Big news last week with the discovery of the “practically intact” HMS Ontario in nearly 500 feet waters of Lake Ontario. The Revolution War era 80-foot British sloop of war went down during gale in 1780 with a compliment of Canadian crew, British Soldiers, and possibly American POWs.
It’s considered one of the earliest discovered shipwrecks in America. New York is also home to the a 1758 Land Tortoise fully intact in Lake George’s south basin.
The Associated Press carried the story of the HMS Ontario – “the oldest shipwreck and the only fully intact British warship ever found in the Great Lakes.”
The finders of the wreck said they regard it as a war grave and have no plans to raise it or remove any of its artifacts. They said the ship is still considered the property of the British Admiralty.
The sloop was discovered resting partially on its side, with two masts extending more than 70 feet above the lake bottom…
The Ontario went down on Oct. 31, 1780, with a garrison of 60 British soldiers, a crew of about 40, mostly Canadians, and possibly about 30 American war prisoners.
The warship had been launched only five months earlier and was used to ferry troops and supplies along upstate New York’s frontier. Although it was the biggest British ship on the Great Lakes at the time, it never saw battle, Smith said.
After the ship disappeared, the British conducted a sweeping search but tried to keep the sinking secret from Gen. George Washington’s troops because of the blow to the British defenses.

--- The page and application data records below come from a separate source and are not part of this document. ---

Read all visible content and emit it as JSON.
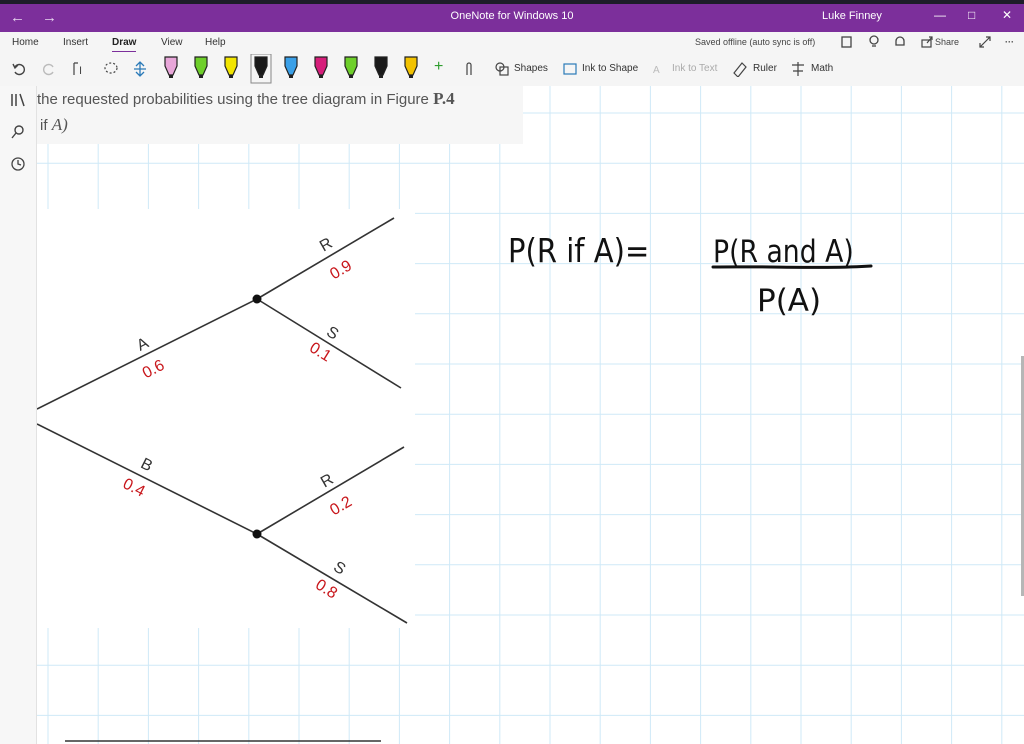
{
  "titlebar": {
    "app_title": "OneNote for Windows 10",
    "user": "Luke Finney",
    "back": "←",
    "forward": "→",
    "minimize": "—",
    "restore": "□",
    "close": "✕"
  },
  "tabs": [
    "Home",
    "Insert",
    "Draw",
    "View",
    "Help"
  ],
  "status": {
    "saved": "Saved offline (auto sync is off)",
    "share": "Share",
    "more": "···"
  },
  "toolbar": {
    "shapes": "Shapes",
    "ink_to_shape": "Ink to Shape",
    "ink_to_text": "Ink to Text",
    "ruler": "Ruler",
    "math": "Math",
    "add": "+"
  },
  "pen_colors": [
    "#e8a6d9",
    "#6ecf2a",
    "#f2e500",
    "#1a1a1a",
    "#3aa0e8",
    "#d61e7a",
    "#6ecf2a",
    "#1a1a1a",
    "#f2c200"
  ],
  "colors": {
    "accent": "#7c2f9b",
    "grid": "#cfe9f7",
    "tree_label_red": "#c8161b"
  },
  "question": {
    "line1": "the requested probabilities using the tree diagram in Figure ",
    "line1_bold": "P.4",
    "line2_prefix": "' if ",
    "line2_var": "A)"
  },
  "tree": {
    "branch_a": "A",
    "branch_a_prob": "0.6",
    "branch_b": "B",
    "branch_b_prob": "0.4",
    "a_r": "R",
    "a_r_prob": "0.9",
    "a_s": "S",
    "a_s_prob": "0.1",
    "b_r": "R",
    "b_r_prob": "0.2",
    "b_s": "S",
    "b_s_prob": "0.8"
  },
  "handwriting": {
    "lhs": "P(R if A)=",
    "numerator": "P(R and A)",
    "denominator": "P(A)"
  }
}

Hatchway gratings, the binnacle, compasses and several hats and blankets drifted ashore the next day. A few days later the ship’s sails were found adrift in the lake. In 1781, six bodies from the Ontario were found near Wilson, N.Y. For the next two centuries, there were no other traces of the ship.